Provenance: Samuel Faiclough of Gonville and Caius college, Cambridge, inscription ‘Samuel ffairclough ejus Liber Cai: et Gon: coll: Cambridge August the 18th 1696’ on free endeaf. Fairclough was admitted to Caius as a sizar, aged 17, in this year; he was the son of John, rector of Kennett, Cambridgeshire and was born there (Venn); J. A. Freilich, sale at Sotheby's, New York, 10 January 2001, lot 430.
First edition. The first part was reprinted in duodecimo in 1706.
Bibliography: Wing P1908; ESTC R190; Hoover 634; Duveen p. 468; Goldsmiths’–Kress No. 1930; Neville II, p. 296.

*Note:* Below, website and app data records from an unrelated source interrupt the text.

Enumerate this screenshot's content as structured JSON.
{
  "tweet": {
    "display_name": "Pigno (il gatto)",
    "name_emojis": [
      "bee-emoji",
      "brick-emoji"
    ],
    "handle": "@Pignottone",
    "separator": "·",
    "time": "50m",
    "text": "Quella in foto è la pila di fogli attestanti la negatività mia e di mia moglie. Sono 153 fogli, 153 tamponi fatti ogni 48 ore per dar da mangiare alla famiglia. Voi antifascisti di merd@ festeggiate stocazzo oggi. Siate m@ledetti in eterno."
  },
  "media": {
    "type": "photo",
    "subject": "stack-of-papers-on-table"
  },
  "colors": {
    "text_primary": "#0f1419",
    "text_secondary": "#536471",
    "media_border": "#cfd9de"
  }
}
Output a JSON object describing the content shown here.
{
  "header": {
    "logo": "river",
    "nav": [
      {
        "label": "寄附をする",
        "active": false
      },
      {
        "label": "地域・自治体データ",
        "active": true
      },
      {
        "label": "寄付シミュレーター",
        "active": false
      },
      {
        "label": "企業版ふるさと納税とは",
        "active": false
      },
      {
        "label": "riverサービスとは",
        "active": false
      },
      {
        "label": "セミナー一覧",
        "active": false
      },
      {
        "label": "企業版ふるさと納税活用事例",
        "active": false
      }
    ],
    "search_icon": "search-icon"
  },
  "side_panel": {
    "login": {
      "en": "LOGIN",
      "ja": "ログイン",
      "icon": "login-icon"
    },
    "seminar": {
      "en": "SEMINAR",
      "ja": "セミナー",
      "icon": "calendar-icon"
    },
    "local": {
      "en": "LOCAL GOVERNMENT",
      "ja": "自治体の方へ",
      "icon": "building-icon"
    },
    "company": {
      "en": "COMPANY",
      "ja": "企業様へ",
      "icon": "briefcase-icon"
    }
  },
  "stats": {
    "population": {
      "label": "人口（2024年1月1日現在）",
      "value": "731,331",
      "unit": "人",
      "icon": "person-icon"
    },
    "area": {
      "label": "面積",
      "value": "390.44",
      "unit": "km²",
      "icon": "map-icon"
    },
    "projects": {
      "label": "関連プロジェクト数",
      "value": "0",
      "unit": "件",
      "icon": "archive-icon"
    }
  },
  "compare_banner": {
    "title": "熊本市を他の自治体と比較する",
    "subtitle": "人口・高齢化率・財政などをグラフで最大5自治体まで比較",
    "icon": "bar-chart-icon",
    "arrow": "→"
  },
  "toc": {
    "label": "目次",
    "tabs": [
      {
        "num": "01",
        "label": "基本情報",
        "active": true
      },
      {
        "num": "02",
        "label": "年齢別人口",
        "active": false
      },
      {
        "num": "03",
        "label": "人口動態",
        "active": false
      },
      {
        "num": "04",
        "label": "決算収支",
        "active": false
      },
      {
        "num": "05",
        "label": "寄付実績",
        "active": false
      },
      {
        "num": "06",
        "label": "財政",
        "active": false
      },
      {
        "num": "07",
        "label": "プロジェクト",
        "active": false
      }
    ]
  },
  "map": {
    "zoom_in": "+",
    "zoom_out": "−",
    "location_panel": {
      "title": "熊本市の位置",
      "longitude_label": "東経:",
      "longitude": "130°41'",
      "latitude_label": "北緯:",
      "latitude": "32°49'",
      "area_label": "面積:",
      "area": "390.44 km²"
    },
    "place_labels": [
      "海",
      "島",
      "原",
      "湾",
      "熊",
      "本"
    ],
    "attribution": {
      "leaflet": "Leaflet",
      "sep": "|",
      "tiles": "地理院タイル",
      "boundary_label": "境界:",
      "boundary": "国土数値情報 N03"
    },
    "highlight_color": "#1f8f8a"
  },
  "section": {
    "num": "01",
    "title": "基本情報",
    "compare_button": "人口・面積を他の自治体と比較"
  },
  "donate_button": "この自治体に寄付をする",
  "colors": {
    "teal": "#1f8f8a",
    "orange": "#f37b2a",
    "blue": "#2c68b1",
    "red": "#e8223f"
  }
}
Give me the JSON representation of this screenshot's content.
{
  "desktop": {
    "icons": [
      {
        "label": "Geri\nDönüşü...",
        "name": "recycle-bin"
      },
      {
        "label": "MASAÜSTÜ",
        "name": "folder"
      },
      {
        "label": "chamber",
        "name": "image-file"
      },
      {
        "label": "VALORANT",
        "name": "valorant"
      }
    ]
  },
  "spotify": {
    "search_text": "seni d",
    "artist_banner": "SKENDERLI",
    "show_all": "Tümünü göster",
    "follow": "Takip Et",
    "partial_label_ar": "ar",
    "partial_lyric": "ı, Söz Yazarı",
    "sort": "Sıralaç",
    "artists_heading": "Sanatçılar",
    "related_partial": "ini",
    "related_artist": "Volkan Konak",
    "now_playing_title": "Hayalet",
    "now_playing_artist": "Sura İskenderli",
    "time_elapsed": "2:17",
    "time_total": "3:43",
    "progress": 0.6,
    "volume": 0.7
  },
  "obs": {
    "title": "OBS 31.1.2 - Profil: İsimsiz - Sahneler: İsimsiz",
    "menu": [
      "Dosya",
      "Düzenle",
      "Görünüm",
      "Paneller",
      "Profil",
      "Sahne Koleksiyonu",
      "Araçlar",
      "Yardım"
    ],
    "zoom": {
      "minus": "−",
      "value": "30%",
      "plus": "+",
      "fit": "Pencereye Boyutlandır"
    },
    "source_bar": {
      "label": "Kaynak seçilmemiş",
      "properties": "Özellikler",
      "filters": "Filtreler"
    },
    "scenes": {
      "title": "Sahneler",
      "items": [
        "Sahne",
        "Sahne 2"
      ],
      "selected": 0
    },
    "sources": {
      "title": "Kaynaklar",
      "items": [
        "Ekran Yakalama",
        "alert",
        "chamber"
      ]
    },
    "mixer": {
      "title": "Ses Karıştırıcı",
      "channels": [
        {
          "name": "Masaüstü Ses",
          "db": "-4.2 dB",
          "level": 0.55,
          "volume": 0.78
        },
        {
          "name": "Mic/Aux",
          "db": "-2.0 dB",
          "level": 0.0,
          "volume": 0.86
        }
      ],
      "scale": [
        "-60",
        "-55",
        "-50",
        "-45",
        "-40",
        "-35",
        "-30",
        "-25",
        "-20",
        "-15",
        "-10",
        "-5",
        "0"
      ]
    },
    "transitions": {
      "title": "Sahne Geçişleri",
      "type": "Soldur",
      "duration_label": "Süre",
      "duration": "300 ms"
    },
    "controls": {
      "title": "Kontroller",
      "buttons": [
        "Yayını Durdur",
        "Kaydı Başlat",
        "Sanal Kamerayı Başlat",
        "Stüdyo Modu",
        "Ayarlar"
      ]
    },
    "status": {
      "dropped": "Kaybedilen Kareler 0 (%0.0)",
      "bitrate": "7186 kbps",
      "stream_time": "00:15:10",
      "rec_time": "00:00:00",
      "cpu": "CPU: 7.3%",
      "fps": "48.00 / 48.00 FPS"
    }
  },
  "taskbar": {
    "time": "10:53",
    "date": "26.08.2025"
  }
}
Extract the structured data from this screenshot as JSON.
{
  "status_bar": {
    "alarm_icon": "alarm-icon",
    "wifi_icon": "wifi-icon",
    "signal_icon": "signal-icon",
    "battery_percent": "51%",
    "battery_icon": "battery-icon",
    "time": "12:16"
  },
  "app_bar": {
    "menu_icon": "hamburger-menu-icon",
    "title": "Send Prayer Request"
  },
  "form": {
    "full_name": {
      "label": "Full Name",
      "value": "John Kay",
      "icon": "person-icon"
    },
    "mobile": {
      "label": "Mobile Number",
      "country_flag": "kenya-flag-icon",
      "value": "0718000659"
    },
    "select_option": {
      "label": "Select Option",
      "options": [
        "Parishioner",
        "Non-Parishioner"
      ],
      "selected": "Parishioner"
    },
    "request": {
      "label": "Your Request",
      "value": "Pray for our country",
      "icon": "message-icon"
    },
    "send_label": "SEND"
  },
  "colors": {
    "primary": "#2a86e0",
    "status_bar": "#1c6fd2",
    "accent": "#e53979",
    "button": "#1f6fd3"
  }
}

The standard seventeenth-century English treatise on mining, including the first attempt in English at a dictionary of mining terms. Besides the abstracts of legal documents and acts it contains considerable technical information on mining, metallurgy and coinage. Pettus writes of the vast range of metals and chemical products obtained from the mines. ‘In short’, he says ‘From these Metals and Minerals digged out of the Subterranean world, may be studied the greatest part of NATURE, all Arts imployed, Labours encouraged, and the chiefest Sciences demonstrated’. For further reading, Pettus recommends Pliny, Ercker – whose work he was to publish in English in 1683–Agricola, Jean d'Espagnet and Basilius Valentinus. For the better understanding of these authors he says he is preparing ‘a Dictionary of such words as concern the Metallick and Chemick Arts with their Interpretations; a Specimen whereof is at the end of the Book’ (C2r). For Pettus the art of metals was wholly a matter of chemistry, but though the translation of Ercker is included in the standard chemical catalogues of Cole, Duveen, Ferguson and Neville and Neu, only Duveen and Neville include Fodinae regales.
Knighted by Charles I in 1641, Pettus was captured and imprisoned by Cromwell in 1651. In 1655 he petitioned the Protector, expressing his fidelity to the government, and was rewarded with the deputy governorship of the Royal Mines in 1655, a post he kept for more than 35 years. The title of his translation of Ercker, Fleta minor refers to his imprisonment for debt in the Fleet prison while he was working on it.